It’s worth a go. You won’t starve if you can’t do it, but on the other hand you may learn something new, you can do it at home, and your food will definitely taste better. What’s not to like?
Oddly enough at the time of writing some seed companies are so swamped off their feet with online orders that they are queuing punters
or have temporarily stopped taking orders
although big fish like Thompson & Morgan still seem to be running.
There’s not point me giving detailed suggestions, Google is your friend, and the RHS is a good source. Make sure you take advice from UK sources, because of the Gulf Stream Britain is warmer than its latitude would suggest, and the buffering of the sea also reduces temperature variations. However, we have lower light levels than the temperature would normally indicate, so you can’t extrapolate information from say American websites of zones with similar temperature profiles without making allowances for these differences.
- How do we do that? We exempt agricultural land from inheritance tax because the aristocracy spun us a sob story of you don’t want to take the land from our yeoman farmer sons and daughters in the post-war period when their ownership of everything was challenged by the sacrifices made by the proles in the trenches and then the cities. Those deserving sons and daughters to the manor born generally hire contract farmers at the lowest cost to sweat the asset so they can pass it down to their children – land is a capital asset enabling the tax-free transmission of dynastic wealth rather than one of the factors of production. Having to actually grow something on it is a pesky distraction to its real purpose as a means of intergenerational capital preservation. These contract farmers drench the soil in chemicals to maximise yields at the expense of sustainability, the soil used effectively as blotting paper for agrochemicals rather than part of the cycle of life, agrochemicals destroy the microbial life that did this job for the last 10000 years. As a result, in Autumn the dust blows off the field in arable areas like Suffolk and our water is high in nitrates. And the mineral content of our fruit and veg has been dropping since the Second World War which is not good for us as eaters, the diversity of the microbes processed the mineral content but trace elements aren’t contained in the agrochemicals in a bioavailable way. I have seen what happens when a farm eschewing chemical fertilisers and pesticides starts over on industrially farmed agricultural land. Although New Scientist are correct in saying that the claims that there are only a hundred harvests left in UK soils are not substantiated, that’s because modern farming is closer to hydroponics with the soil used as a holding medium, rather than an active part in the system. There were no earthworms in the soil the first year afterwards – there aren’t a hundred natural harvests left in British soils. There are hardly any, though regeneration is still possible from the unfarmed boundaries, which s presumably where the worms that did show up in successive years came from. ↩

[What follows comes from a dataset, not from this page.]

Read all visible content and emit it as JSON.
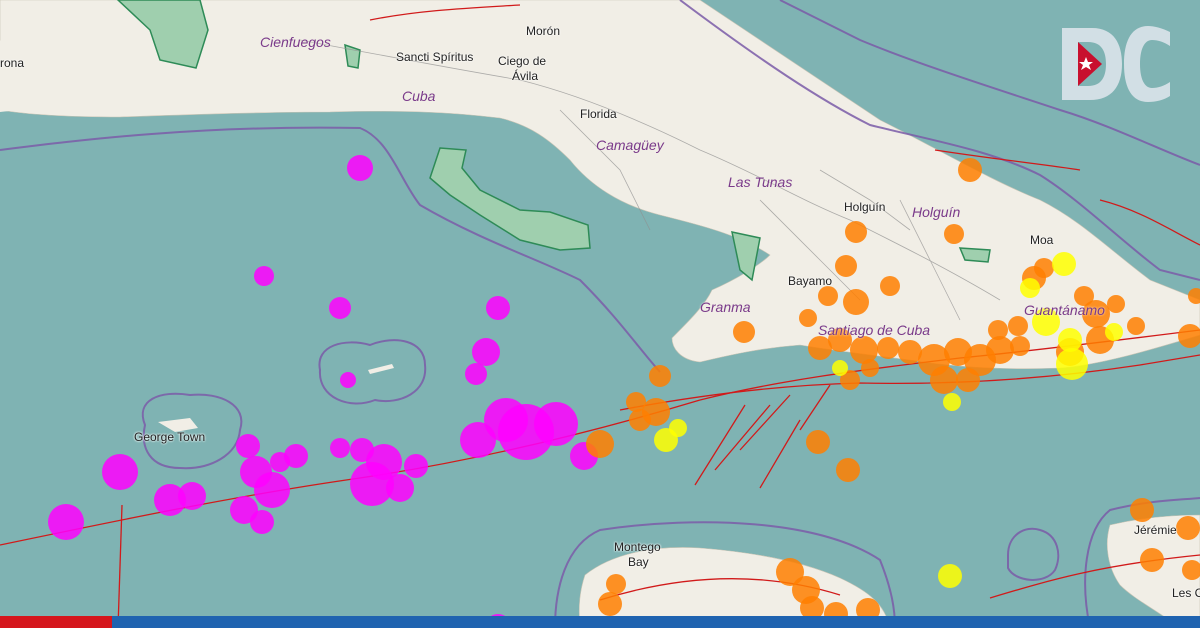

- Kitchen-less apartments is an easy headline to write. In the early 1980s the young Ermine lived in place without a kitchen, it’s called a bedsit. It did have a Baby Belling two ring device sat atop an ‘oven’ which was basically a pie heater rather than something you roast a chicken in, the 3kW limit of a 13A socket means there’s a limit to what you can do. You could just as well have written the headline toiletless flat, because the bog was shared, it was a HMO conversion of what was originally a pleasant townhouse in leafy Ealing into a crummy dive of bedsits. That didn’t mean there was a hole in the ground with straw and a bucket, however. ↩
- Who am I kidding. We don’t, that should read Mrs Ermine favours. Note that we do have a greenhouse, we bought it secondhand on Ebay, dismantled it and rebuilt it here. That’s not an option now, although you can be creative with found materials. A south facing window works a treat in the early seedling stage. ↩